Right. You know why? Because you kind of know that over time, the price of your house is going to be higher than it is. What then now, even if the, even if it’s an all time high price, right? Maybe

Jeff Mastronardo: not a year later, but when you go to sell it 10, 15 years from [00:09:00] now or longer, it’s going to be worth more. Yeah.

Yeah. Just like investments Yeah, so if it’s not if you don’t need if you’re not buying your house now with the intent to sell it six or month six months or a year later But yeah, you’re gonna make it’s going to be worth more. I don’t want to say you’re gonna make money on right? All right more and and I’m obviously like if if the decisions are Put it all in now.

I don’t want to do that dollar cost average or never invest it Yeah, obviously dollar cost if that makes you feel better You If that will get you in the market over some time frame, absolutely do that, but certainly do not sit on the sidelines and wait until you think there’s a pullback happening.

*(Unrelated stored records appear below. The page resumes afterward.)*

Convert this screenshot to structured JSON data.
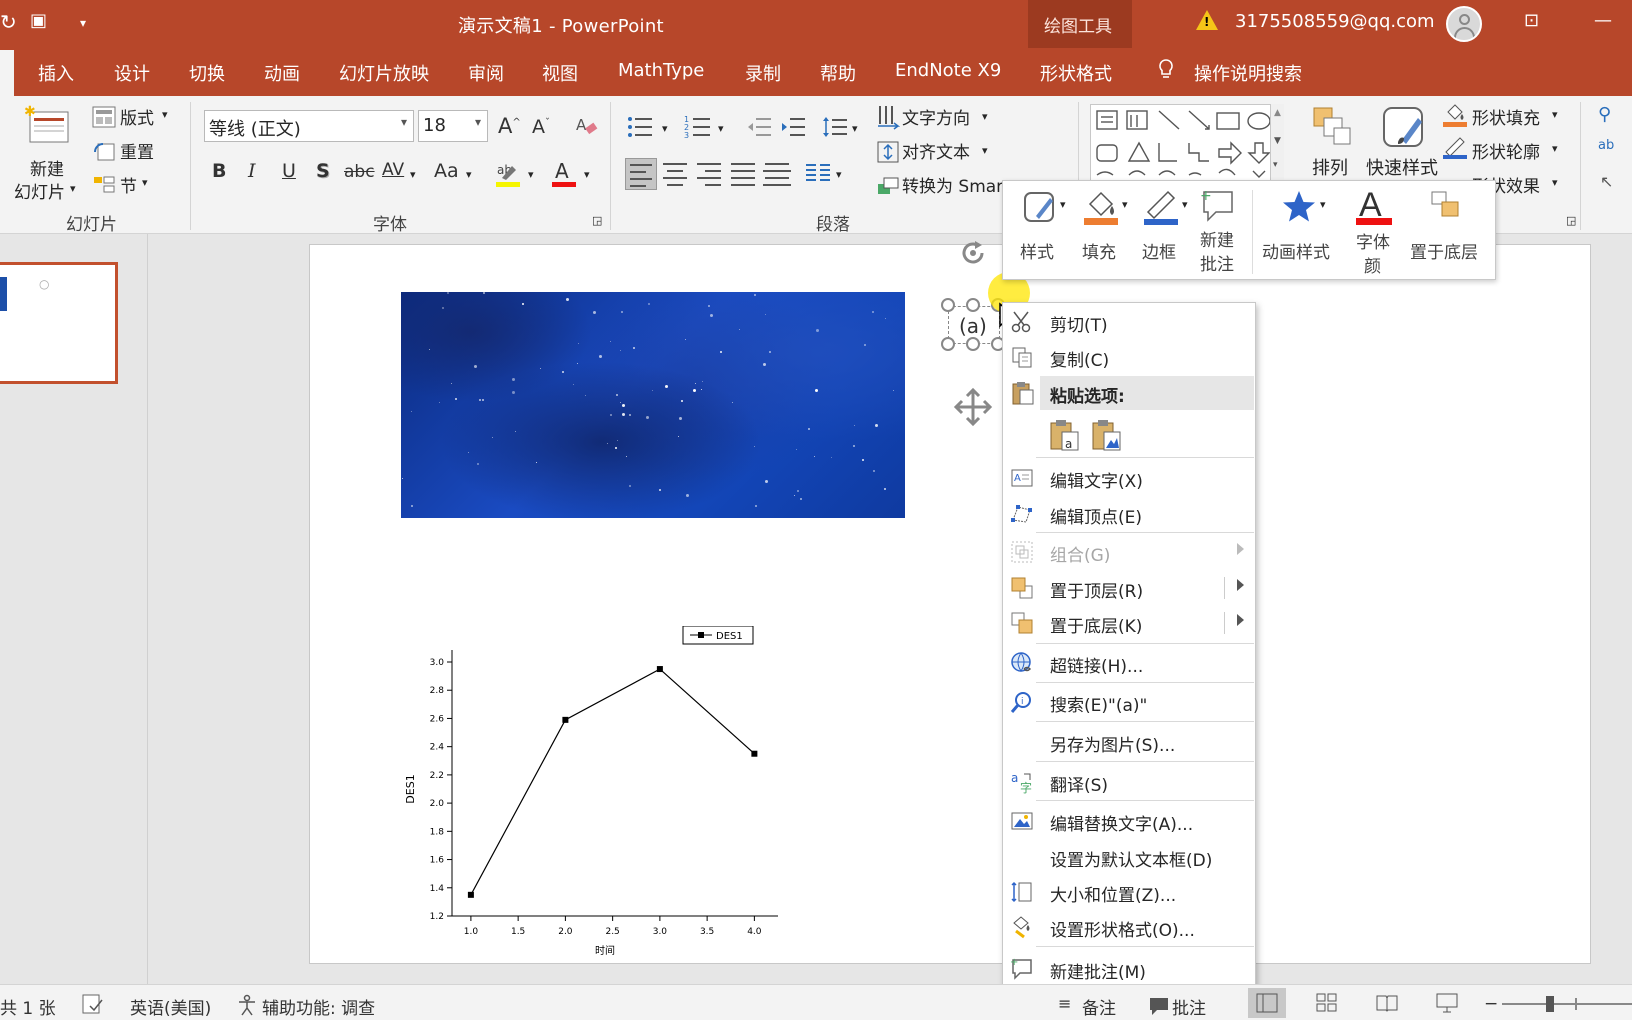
{
  "titlebar": {
    "doc_title": "演示文稿1  -  PowerPoint",
    "context_tool": "绘图工具",
    "account": "3175508559@qq.com"
  },
  "tabs": [
    "插入",
    "设计",
    "切换",
    "动画",
    "幻灯片放映",
    "审阅",
    "视图",
    "MathType",
    "录制",
    "帮助",
    "EndNote X9",
    "形状格式"
  ],
  "tell_me": "操作说明搜索",
  "ribbon": {
    "slides_group": {
      "new_slide": "新建",
      "new_slide2": "幻灯片",
      "layout": "版式",
      "reset": "重置",
      "section": "节",
      "label": "幻灯片"
    },
    "font_group": {
      "font_name": "等线 (正文)",
      "font_size": "18",
      "label": "字体",
      "bold": "B",
      "italic": "I",
      "underline": "U",
      "shadow": "S",
      "strike": "abc",
      "spacing": "AV",
      "case": "Aa"
    },
    "paragraph_group": {
      "text_direction": "文字方向",
      "align_text": "对齐文本",
      "convert_smartart": "转换为 Smar",
      "label": "段落"
    },
    "drawing_group": {
      "arrange": "排列",
      "quick_styles": "快速样式",
      "shape_fill": "形状填充",
      "shape_outline": "形状轮廓",
      "shape_effects": "形状效果"
    }
  },
  "mini_toolbar": {
    "style": "样式",
    "fill": "填充",
    "outline": "边框",
    "new_comment_1": "新建",
    "new_comment_2": "批注",
    "animation_styles": "动画样式",
    "font_color_1": "字体",
    "font_color_2": "颜",
    "send_back": "置于底层"
  },
  "slide": {
    "selected_text": "(a)"
  },
  "context_menu": {
    "items": [
      {
        "label": "剪切(T)",
        "icon": "scissors-icon"
      },
      {
        "label": "复制(C)",
        "icon": "copy-icon"
      },
      {
        "label": "粘贴选项:",
        "icon": "paste-icon"
      },
      {
        "label": "编辑文字(X)",
        "icon": "edit-text-icon"
      },
      {
        "label": "编辑顶点(E)",
        "icon": "edit-points-icon"
      },
      {
        "label": "组合(G)",
        "icon": "group-icon"
      },
      {
        "label": "置于顶层(R)",
        "icon": "bring-front-icon"
      },
      {
        "label": "置于底层(K)",
        "icon": "send-back-icon"
      },
      {
        "label": "超链接(H)...",
        "icon": "hyperlink-icon"
      },
      {
        "label": "搜索(E)\"(a)\"",
        "icon": "search-icon"
      },
      {
        "label": "另存为图片(S)...",
        "icon": ""
      },
      {
        "label": "翻译(S)",
        "icon": "translate-icon"
      },
      {
        "label": "编辑替换文字(A)...",
        "icon": "alt-text-icon"
      },
      {
        "label": "设置为默认文本框(D)",
        "icon": ""
      },
      {
        "label": "大小和位置(Z)...",
        "icon": "size-position-icon"
      },
      {
        "label": "设置形状格式(O)...",
        "icon": "format-shape-icon"
      },
      {
        "label": "新建批注(M)",
        "icon": "comment-icon"
      }
    ]
  },
  "statusbar": {
    "slide_count": "共 1 张",
    "language": "英语(美国)",
    "accessibility": "辅助功能: 调查",
    "notes": "备注",
    "comments": "批注"
  },
  "chart_data": {
    "type": "line",
    "x": [
      1.0,
      2.0,
      3.0,
      4.0
    ],
    "series": [
      {
        "name": "DES1",
        "values": [
          1.35,
          2.59,
          2.95,
          2.35
        ]
      }
    ],
    "xlabel": "时间",
    "ylabel": "DES1",
    "xlim": [
      0.8,
      4.25
    ],
    "ylim": [
      1.2,
      3.0
    ],
    "xticks": [
      "1.0",
      "1.5",
      "2.0",
      "2.5",
      "3.0",
      "3.5",
      "4.0"
    ],
    "yticks": [
      "1.2",
      "1.4",
      "1.6",
      "1.8",
      "2.0",
      "2.2",
      "2.4",
      "2.6",
      "2.8",
      "3.0"
    ],
    "legend": "top-right",
    "grid": false
  }
}
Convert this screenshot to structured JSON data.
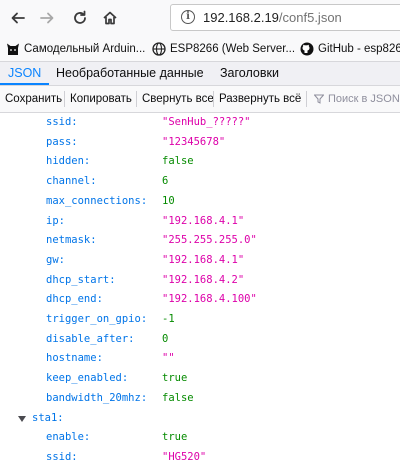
{
  "browser": {
    "url_host": "192.168.2.19",
    "url_path": "/conf5.json"
  },
  "bookmarks": [
    {
      "icon": "github-cat-icon",
      "label": "Самодельный Arduin..."
    },
    {
      "icon": "globe-icon",
      "label": "ESP8266 (Web Server..."
    },
    {
      "icon": "github-icon",
      "label": "GitHub - esp8266"
    }
  ],
  "tabs": [
    {
      "label": "JSON",
      "active": true
    },
    {
      "label": "Необработанные данные",
      "active": false
    },
    {
      "label": "Заголовки",
      "active": false
    }
  ],
  "toolbar": {
    "save": "Сохранить",
    "copy": "Копировать",
    "collapse_all": "Свернуть все",
    "expand_all": "Развернуть всё",
    "filter_placeholder": "Поиск в JSON"
  },
  "json_rows": [
    {
      "key": "ssid:",
      "value": "\"SenHub_?????\"",
      "type": "str"
    },
    {
      "key": "pass:",
      "value": "\"12345678\"",
      "type": "str"
    },
    {
      "key": "hidden:",
      "value": "false",
      "type": "bool"
    },
    {
      "key": "channel:",
      "value": "6",
      "type": "num"
    },
    {
      "key": "max_connections:",
      "value": "10",
      "type": "num"
    },
    {
      "key": "ip:",
      "value": "\"192.168.4.1\"",
      "type": "str"
    },
    {
      "key": "netmask:",
      "value": "\"255.255.255.0\"",
      "type": "str"
    },
    {
      "key": "gw:",
      "value": "\"192.168.4.1\"",
      "type": "str"
    },
    {
      "key": "dhcp_start:",
      "value": "\"192.168.4.2\"",
      "type": "str"
    },
    {
      "key": "dhcp_end:",
      "value": "\"192.168.4.100\"",
      "type": "str"
    },
    {
      "key": "trigger_on_gpio:",
      "value": "-1",
      "type": "num"
    },
    {
      "key": "disable_after:",
      "value": "0",
      "type": "num"
    },
    {
      "key": "hostname:",
      "value": "\"\"",
      "type": "str"
    },
    {
      "key": "keep_enabled:",
      "value": "true",
      "type": "bool"
    },
    {
      "key": "bandwidth_20mhz:",
      "value": "false",
      "type": "bool"
    }
  ],
  "section": {
    "key": "sta1:"
  },
  "section_rows": [
    {
      "key": "enable:",
      "value": "true",
      "type": "bool"
    },
    {
      "key": "ssid:",
      "value": "\"HG520\"",
      "type": "str"
    }
  ]
}
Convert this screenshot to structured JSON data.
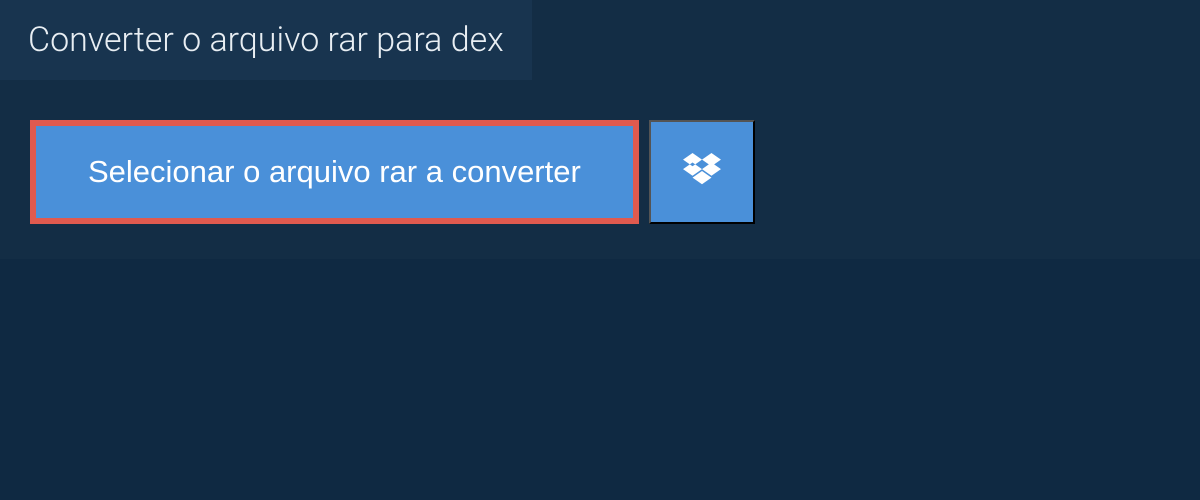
{
  "header": {
    "title": "Converter o arquivo rar para dex"
  },
  "actions": {
    "select_file_label": "Selecionar o arquivo rar a converter",
    "dropbox_icon_name": "dropbox-icon"
  }
}
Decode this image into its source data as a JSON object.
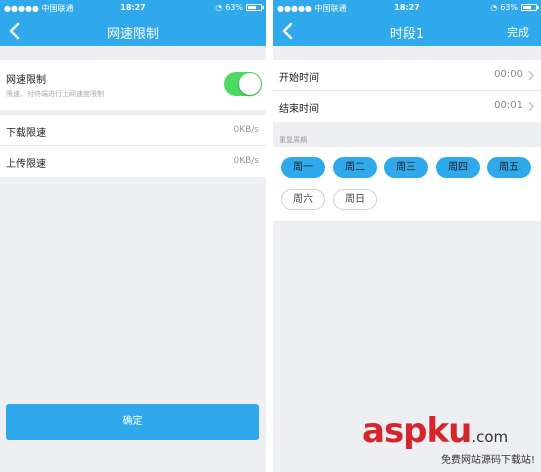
{
  "status": {
    "carrier": "●●●●● 中国联通",
    "time": "18:27",
    "battery": "63%",
    "battery_level": 0.63
  },
  "left": {
    "title": "网速限制",
    "limit": {
      "label": "网速限制",
      "description": "限速，对终端进行上网速度限制",
      "enabled": true
    },
    "download": {
      "label": "下载限速",
      "value": "0KB/s"
    },
    "upload": {
      "label": "上传限速",
      "value": "0KB/s"
    },
    "confirm_label": "确定"
  },
  "right": {
    "title": "时段1",
    "done_label": "完成",
    "start": {
      "label": "开始时间",
      "value": "00:00"
    },
    "end": {
      "label": "结束时间",
      "value": "00:01"
    },
    "repeat_title": "重复周期",
    "days": [
      {
        "label": "周一",
        "selected": true
      },
      {
        "label": "周二",
        "selected": true
      },
      {
        "label": "周三",
        "selected": true
      },
      {
        "label": "周四",
        "selected": true
      },
      {
        "label": "周五",
        "selected": true
      },
      {
        "label": "周六",
        "selected": false
      },
      {
        "label": "周日",
        "selected": false
      }
    ]
  },
  "watermark": {
    "brand_main": "aspku",
    "brand_suffix": ".com",
    "slogan": "免费网站源码下载站!"
  },
  "colors": {
    "accent": "#2fa8ec",
    "toggle_on": "#4cd964",
    "background": "#eeeff3",
    "watermark": "#d6262d"
  }
}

Mike Traynor: Yeah, and, and the math behind the dollar cost averaging is pretty simple.

It’s basically if you’re buying something, if you’re buying in every month, let’s say six out of 10 months, the markets are up and I’m making that up, but it’s kind of close to that. Um, so. By that logic [00:10:00] You’re going to be paying higher prices Six out of ten times and not four out of ten times.

Jeff Mastronardo: It makes perfect sense, man, and I didn’t it I didn’t even Understand that until I was going through the cfp curriculum and they’re like, yep Dollar cost averaging is not more favorable in most cases than just investing and i’m like What are you talking about?

Like dollar we’ve been told We’ve been told All of our lives, a dollar cost averaging is the way, but it’s so simple. Like when you think about if the market’s up 13 percent this year and you’re going to invest 12, 000 in the market that year, you’re better off putting all 12 grand in, in January to get the full 13 percent return versus doing 1, 000 a month.

I was blown away, like, like totally opened my eyes. I was blown away by it.

Meghan Tait: I think your point’s a good one though. And we can probably end there that like. If it means doing nothing, then dollar cost averaging is, is, is good and, and serviceable. But if you’re debating [00:11:00] between the advantages or disadvantages of kind of a lump sum investing in an all time high market, do it.

Just get in. Yep. Yep.